■ DATA SECTION
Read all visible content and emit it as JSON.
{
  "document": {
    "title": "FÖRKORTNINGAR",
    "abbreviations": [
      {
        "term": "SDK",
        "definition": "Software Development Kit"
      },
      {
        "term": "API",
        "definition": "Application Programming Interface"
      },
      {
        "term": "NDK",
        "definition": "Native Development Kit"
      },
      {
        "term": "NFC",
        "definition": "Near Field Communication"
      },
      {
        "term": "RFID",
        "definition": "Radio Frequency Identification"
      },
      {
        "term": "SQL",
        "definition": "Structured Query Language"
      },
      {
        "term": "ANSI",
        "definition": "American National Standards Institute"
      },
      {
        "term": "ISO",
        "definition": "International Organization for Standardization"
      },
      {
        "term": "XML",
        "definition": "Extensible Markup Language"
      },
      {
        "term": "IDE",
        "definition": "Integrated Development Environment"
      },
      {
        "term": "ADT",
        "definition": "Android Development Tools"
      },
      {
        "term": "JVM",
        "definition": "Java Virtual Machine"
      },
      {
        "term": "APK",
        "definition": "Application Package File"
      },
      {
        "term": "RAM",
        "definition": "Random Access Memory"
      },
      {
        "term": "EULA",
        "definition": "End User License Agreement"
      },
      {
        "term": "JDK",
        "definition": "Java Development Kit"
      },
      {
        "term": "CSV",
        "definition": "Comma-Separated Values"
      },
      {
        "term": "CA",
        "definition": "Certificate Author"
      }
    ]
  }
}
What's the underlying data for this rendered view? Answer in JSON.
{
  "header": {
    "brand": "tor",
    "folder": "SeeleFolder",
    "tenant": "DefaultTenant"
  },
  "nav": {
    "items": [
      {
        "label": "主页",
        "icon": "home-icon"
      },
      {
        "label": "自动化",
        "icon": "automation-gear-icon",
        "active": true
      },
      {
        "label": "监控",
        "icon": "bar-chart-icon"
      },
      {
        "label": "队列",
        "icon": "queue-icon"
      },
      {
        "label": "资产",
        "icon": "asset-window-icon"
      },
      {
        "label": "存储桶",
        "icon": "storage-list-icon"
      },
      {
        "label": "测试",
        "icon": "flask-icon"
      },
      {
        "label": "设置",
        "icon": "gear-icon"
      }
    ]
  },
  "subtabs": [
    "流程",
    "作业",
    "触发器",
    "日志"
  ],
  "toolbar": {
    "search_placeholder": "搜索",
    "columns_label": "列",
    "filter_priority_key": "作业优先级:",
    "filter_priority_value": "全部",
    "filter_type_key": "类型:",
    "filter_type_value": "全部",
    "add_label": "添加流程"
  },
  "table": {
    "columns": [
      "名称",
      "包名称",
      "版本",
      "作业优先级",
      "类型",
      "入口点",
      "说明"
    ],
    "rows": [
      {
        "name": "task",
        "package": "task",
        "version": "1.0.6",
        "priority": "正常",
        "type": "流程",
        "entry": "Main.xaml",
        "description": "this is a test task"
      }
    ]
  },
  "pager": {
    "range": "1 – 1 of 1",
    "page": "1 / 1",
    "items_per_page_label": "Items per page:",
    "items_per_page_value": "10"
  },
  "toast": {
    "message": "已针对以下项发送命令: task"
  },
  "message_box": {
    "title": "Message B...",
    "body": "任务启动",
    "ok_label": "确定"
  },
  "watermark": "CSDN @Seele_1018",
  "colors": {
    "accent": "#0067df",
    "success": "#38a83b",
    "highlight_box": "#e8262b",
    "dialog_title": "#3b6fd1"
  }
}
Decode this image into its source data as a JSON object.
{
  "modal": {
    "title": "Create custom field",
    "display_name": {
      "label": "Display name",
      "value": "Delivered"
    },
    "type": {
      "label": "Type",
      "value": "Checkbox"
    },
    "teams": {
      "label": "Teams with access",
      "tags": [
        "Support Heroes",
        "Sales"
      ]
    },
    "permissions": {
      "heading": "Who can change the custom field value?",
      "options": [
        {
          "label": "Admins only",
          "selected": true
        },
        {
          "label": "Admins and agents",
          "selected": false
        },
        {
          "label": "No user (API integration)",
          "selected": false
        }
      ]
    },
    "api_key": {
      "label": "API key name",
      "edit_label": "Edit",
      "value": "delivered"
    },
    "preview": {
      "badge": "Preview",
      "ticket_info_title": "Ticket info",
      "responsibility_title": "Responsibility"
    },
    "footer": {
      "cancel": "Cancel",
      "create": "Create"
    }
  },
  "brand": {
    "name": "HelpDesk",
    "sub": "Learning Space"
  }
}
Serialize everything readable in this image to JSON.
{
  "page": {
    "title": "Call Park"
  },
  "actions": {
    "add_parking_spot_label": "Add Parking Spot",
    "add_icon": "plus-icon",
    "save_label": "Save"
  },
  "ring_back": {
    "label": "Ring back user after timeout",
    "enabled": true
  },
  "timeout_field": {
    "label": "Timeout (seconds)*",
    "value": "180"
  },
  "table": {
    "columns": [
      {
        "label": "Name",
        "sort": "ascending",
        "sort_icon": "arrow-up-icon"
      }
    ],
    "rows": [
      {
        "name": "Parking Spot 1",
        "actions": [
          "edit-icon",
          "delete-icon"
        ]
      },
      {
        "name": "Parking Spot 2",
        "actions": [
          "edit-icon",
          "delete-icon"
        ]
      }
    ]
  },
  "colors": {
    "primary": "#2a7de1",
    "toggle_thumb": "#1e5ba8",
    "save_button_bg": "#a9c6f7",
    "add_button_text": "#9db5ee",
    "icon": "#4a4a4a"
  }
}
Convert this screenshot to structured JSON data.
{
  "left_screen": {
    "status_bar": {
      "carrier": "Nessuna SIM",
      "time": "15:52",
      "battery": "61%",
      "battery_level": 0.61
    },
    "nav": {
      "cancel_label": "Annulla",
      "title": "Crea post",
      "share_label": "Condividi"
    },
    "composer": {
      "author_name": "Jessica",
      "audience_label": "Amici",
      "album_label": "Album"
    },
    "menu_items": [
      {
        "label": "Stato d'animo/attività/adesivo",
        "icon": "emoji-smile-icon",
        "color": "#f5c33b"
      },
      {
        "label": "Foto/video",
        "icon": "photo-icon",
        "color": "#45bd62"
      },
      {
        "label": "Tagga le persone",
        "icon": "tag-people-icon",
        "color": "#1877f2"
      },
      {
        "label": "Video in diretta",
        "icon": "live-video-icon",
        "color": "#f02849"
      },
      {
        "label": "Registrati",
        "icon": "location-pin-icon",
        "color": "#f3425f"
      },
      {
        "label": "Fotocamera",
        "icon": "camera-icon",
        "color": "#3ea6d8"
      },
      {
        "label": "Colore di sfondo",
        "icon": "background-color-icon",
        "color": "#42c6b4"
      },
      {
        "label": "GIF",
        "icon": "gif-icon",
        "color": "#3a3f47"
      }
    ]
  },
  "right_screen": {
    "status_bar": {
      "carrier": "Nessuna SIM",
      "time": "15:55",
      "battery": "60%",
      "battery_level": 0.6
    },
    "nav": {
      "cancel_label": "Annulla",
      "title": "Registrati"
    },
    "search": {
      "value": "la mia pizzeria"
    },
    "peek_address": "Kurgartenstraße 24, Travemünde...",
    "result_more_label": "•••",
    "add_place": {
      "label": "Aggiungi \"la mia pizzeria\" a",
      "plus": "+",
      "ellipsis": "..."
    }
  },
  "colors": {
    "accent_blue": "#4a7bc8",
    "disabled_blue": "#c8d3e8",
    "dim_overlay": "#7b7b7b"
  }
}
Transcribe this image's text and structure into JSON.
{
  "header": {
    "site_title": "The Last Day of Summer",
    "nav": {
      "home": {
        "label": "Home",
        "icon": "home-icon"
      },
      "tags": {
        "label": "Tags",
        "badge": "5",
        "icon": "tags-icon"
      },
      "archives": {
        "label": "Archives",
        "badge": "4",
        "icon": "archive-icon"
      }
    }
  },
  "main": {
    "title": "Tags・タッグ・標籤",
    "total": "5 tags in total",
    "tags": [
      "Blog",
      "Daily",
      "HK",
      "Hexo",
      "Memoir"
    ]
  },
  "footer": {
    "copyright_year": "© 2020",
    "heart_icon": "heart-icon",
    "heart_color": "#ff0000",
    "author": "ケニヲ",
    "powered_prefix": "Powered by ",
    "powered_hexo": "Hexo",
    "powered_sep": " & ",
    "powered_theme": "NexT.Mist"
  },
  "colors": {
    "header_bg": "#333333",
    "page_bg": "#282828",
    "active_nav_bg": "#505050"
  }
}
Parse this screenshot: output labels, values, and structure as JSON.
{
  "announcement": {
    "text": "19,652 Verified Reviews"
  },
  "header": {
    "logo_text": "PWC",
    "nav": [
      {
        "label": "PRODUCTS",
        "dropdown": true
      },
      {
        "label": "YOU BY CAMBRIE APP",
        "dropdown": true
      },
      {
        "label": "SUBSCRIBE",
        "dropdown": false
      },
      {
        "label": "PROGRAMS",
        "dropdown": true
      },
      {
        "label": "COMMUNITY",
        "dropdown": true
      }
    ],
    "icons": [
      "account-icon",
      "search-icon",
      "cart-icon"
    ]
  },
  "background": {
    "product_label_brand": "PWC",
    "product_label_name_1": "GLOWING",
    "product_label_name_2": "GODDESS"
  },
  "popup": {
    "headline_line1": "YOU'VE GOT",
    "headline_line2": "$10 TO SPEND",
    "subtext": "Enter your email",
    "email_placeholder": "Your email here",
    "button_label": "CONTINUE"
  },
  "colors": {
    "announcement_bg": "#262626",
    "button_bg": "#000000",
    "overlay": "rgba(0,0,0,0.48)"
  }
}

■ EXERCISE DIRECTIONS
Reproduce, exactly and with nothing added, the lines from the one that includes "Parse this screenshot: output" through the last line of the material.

■ RESPONSE
Parse this screenshot: output labels, values, and structure as JSON.
{
  "announcement": {
    "text": "19,652 Verified Reviews"
  },
  "header": {
    "logo_text": "PWC",
    "nav": [
      {
        "label": "PRODUCTS",
        "dropdown": true
      },
      {
        "label": "YOU BY CAMBRIE APP",
        "dropdown": true
      },
      {
        "label": "SUBSCRIBE",
        "dropdown": false
      },
      {
        "label": "PROGRAMS",
        "dropdown": true
      },
      {
        "label": "COMMUNITY",
        "dropdown": true
      }
    ],
    "icons": [
      "account-icon",
      "search-icon",
      "cart-icon"
    ]
  },
  "background": {
    "product_label_brand": "PWC",
    "product_label_name_1": "GLOWING",
    "product_label_name_2": "GODDESS"
  },
  "popup": {
    "headline_line1": "YOU'VE GOT",
    "headline_line2": "$10 TO SPEND",
    "subtext": "Enter your email",
    "email_placeholder": "Your email here",
    "button_label": "CONTINUE"
  },
  "colors": {
    "announcement_bg": "#262626",
    "button_bg": "#000000",
    "overlay": "rgba(0,0,0,0.48)"
  }
}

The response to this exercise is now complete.